The Pagsangaan watershed in Ormoc, Leyte covers about 40,000 hectares and is one of the most important watersheds in Leyte island. Serving the function of a primary resource for natural and man-made community systems, the watershed provides the irrigation needs of the north-western part of the island.
Project Proponent/Partner: Save Ormoc Bay Aggrupation, Inc. (SOBA)
The Pagsangaan watershed in Ormoc, Leyte covers about 40,000 hectares and is one of the most important watersheds in Leyte island. Serving the function of a primary resource for natural and man-made community systems, the watershed provides the irrigation needs of the north-western part of the island that covers Ormoc City, Kananga, Matag-ob, Palompon, Capoocan, and Leyte province, among others.

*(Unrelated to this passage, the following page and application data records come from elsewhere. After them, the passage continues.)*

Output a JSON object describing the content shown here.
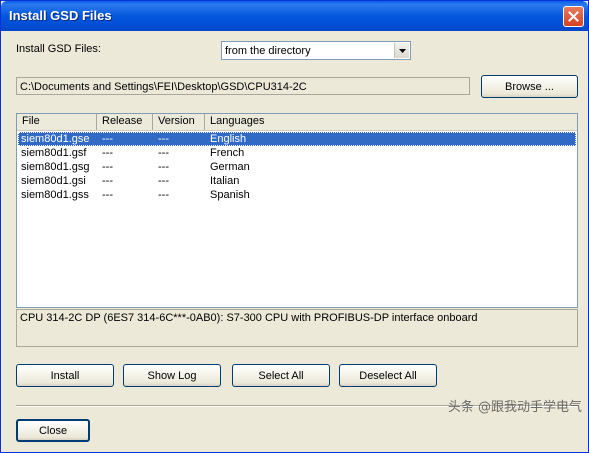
{
  "window": {
    "title": "Install GSD Files"
  },
  "install_from": {
    "label": "Install GSD Files:",
    "selected": "from the directory"
  },
  "path": {
    "value": "C:\\Documents and Settings\\FEI\\Desktop\\GSD\\CPU314-2C"
  },
  "buttons": {
    "browse": "Browse ...",
    "install": "Install",
    "show_log": "Show Log",
    "select_all": "Select All",
    "deselect_all": "Deselect All",
    "close": "Close"
  },
  "list": {
    "columns": [
      "File",
      "Release",
      "Version",
      "Languages"
    ],
    "rows": [
      {
        "file": "siem80d1.gse",
        "release": "---",
        "version": "---",
        "language": "English",
        "selected": true
      },
      {
        "file": "siem80d1.gsf",
        "release": "---",
        "version": "---",
        "language": "French",
        "selected": false
      },
      {
        "file": "siem80d1.gsg",
        "release": "---",
        "version": "---",
        "language": "German",
        "selected": false
      },
      {
        "file": "siem80d1.gsi",
        "release": "---",
        "version": "---",
        "language": "Italian",
        "selected": false
      },
      {
        "file": "siem80d1.gss",
        "release": "---",
        "version": "---",
        "language": "Spanish",
        "selected": false
      }
    ]
  },
  "description": "CPU 314-2C DP (6ES7 314-6C***-0AB0): S7-300 CPU with PROFIBUS-DP interface onboard",
  "watermark": "头条 @跟我动手学电气",
  "colors": {
    "titlebar": "#0558dc",
    "selection": "#316ac5",
    "dialog_bg": "#ece9d8"
  }
}
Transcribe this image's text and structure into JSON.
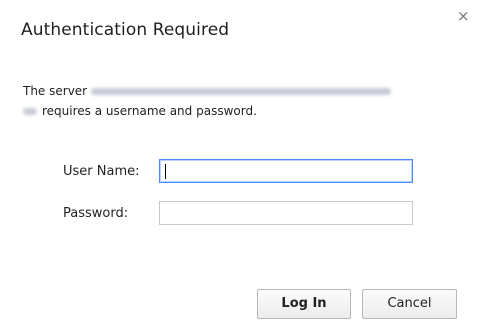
{
  "dialog": {
    "title": "Authentication Required",
    "close_glyph": "×",
    "message_prefix": "The server",
    "message_suffix": "requires a username and password.",
    "username_label": "User Name:",
    "password_label": "Password:",
    "username_value": "",
    "password_value": "",
    "login_label": "Log In",
    "cancel_label": "Cancel"
  },
  "colors": {
    "focus_border": "#4b8df8",
    "field_border": "#c9c9c9",
    "button_border": "#b8b8b8"
  }
}
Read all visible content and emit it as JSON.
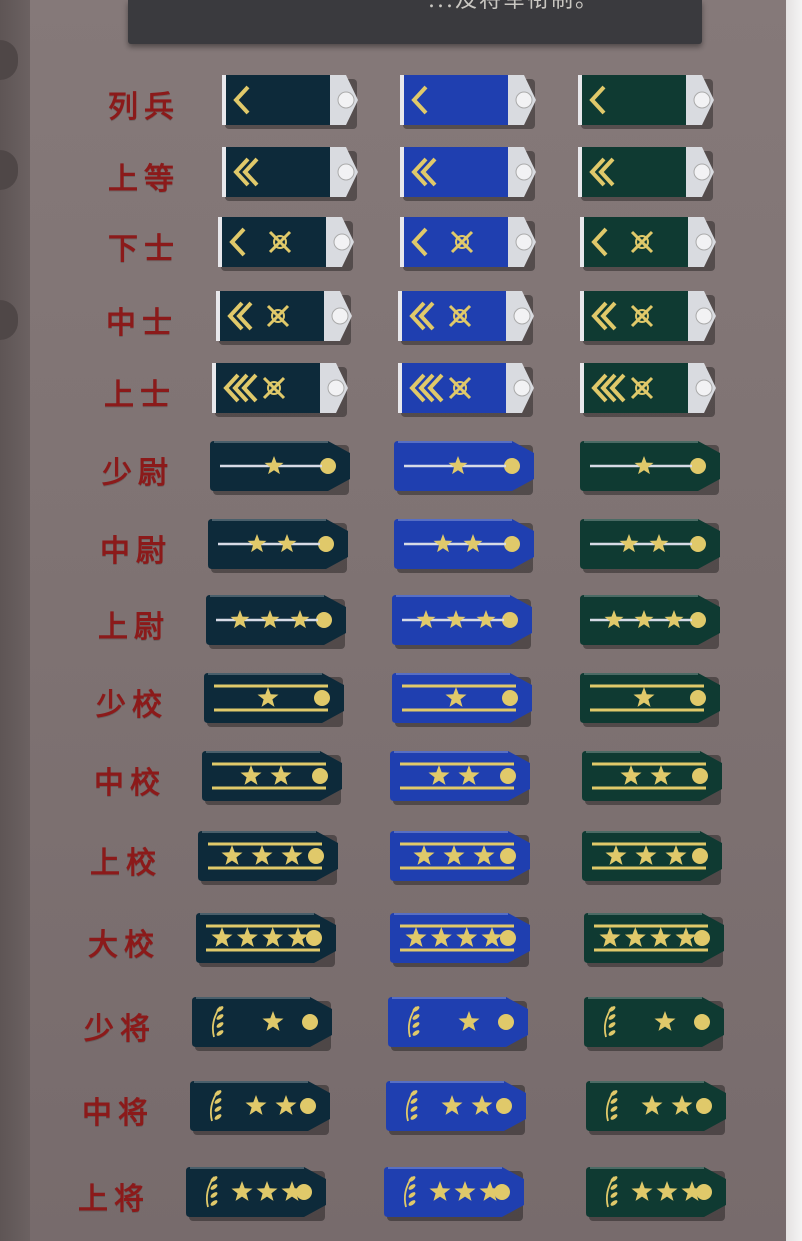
{
  "header": {
    "text": "...及将军衔制。"
  },
  "ranks": [
    {
      "label": "列兵",
      "type": "enlisted",
      "chevrons": 1,
      "emblem": false
    },
    {
      "label": "上等",
      "type": "enlisted",
      "chevrons": 2,
      "emblem": false
    },
    {
      "label": "下士",
      "type": "enlisted",
      "chevrons": 1,
      "emblem": true
    },
    {
      "label": "中士",
      "type": "enlisted",
      "chevrons": 2,
      "emblem": true
    },
    {
      "label": "上士",
      "type": "enlisted",
      "chevrons": 3,
      "emblem": true
    },
    {
      "label": "少尉",
      "type": "junior",
      "stars": 1
    },
    {
      "label": "中尉",
      "type": "junior",
      "stars": 2
    },
    {
      "label": "上尉",
      "type": "junior",
      "stars": 3
    },
    {
      "label": "少校",
      "type": "field",
      "stars": 1
    },
    {
      "label": "中校",
      "type": "field",
      "stars": 2
    },
    {
      "label": "上校",
      "type": "field",
      "stars": 3
    },
    {
      "label": "大校",
      "type": "field",
      "stars": 4
    },
    {
      "label": "少将",
      "type": "general",
      "stars": 1
    },
    {
      "label": "中将",
      "type": "general",
      "stars": 2
    },
    {
      "label": "上将",
      "type": "general",
      "stars": 3
    }
  ],
  "columns": [
    {
      "name": "army",
      "color": "#0d2a3a"
    },
    {
      "name": "navy",
      "color": "#1f3fb0"
    },
    {
      "name": "air",
      "color": "#0f3a32"
    }
  ],
  "colors": {
    "gold": "#e0c96a",
    "label": "#8b1a1a",
    "silver": "#d9dbe0"
  }
}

It should however be noted that it is already in a state of degradation, having lost significant natural forests and biodiversity to the requirements of power generation, industrialization, and the greater need for food by the exploding population. Unless otherwise provided with appropriate attention and intervention, the watershed will soon be unable to support the water supply requirements of the increasing populations of the surrounding locations.

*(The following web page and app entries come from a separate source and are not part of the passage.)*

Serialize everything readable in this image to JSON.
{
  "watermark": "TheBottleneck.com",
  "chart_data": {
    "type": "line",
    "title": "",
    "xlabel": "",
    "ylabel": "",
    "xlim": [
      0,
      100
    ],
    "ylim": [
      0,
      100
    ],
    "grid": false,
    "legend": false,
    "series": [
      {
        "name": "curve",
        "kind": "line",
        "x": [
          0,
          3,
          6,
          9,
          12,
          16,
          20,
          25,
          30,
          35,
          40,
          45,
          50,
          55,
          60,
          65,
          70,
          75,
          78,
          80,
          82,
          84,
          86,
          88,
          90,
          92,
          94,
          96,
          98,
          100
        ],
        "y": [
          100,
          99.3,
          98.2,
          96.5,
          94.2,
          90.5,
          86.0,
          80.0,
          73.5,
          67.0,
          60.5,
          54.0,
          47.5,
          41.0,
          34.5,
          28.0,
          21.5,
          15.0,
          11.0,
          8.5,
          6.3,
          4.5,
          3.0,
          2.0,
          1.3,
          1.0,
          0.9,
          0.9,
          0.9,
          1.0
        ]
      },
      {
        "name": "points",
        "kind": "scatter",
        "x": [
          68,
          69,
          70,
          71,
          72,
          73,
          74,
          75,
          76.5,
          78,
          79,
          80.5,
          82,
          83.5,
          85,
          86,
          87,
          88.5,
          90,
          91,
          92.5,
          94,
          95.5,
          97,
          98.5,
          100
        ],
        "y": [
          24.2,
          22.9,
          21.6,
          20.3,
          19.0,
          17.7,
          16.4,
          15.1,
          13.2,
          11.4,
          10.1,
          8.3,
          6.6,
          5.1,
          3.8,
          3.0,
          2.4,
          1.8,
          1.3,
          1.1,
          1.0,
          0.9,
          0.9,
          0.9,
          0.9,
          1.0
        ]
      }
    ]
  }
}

Watershed rehabilitation in practice remains a challenge especially since key stakeholders seem to be little informed on the state of the watershed and its impact on human survival. This research project was therefore implemented to generate genuine people’s participation and popularize local mechanisms for sustainable forest and biodiversity management and conservation, which could lead towards the official recognition and proclamation of the Pagsangaan watershed as one of the country’s critical watersheds.

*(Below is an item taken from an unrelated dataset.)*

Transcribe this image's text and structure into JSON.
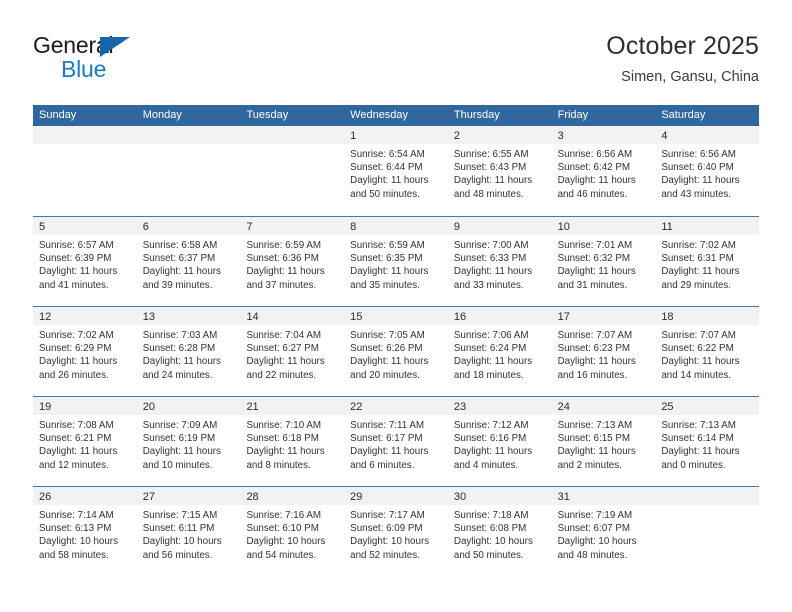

The project strategies are a mix of participatory research, advocacy, capacity-building, networking, provision of livelihood opportunities, and monitoring and evaluation. The baseline research identified the socio-economic and biophysical profiles of the watershed and its forest biodiversity. Participatory approaches were employed and involved a local Watershed Research and Development Team (WaRDT) in every covered LGU. The WaRDT could become a formal LGU-based team that would sustain project initiatives. In addition, a Watershed Advocacy, Livelihood and Training Team (WALT) per LGU was formed under the project, given the intent to support the development of forest and biodiversity conservation plans. Feasible forest-based livelihood options such as rainforestationwere also adopted and piloted under the initiative, while local mechanisms such as forest co-management arrangements between the LGU and the DENR were facilitated, along with support from major partners to sustain forest restoration and biodiversity conservation efforts in the watershed.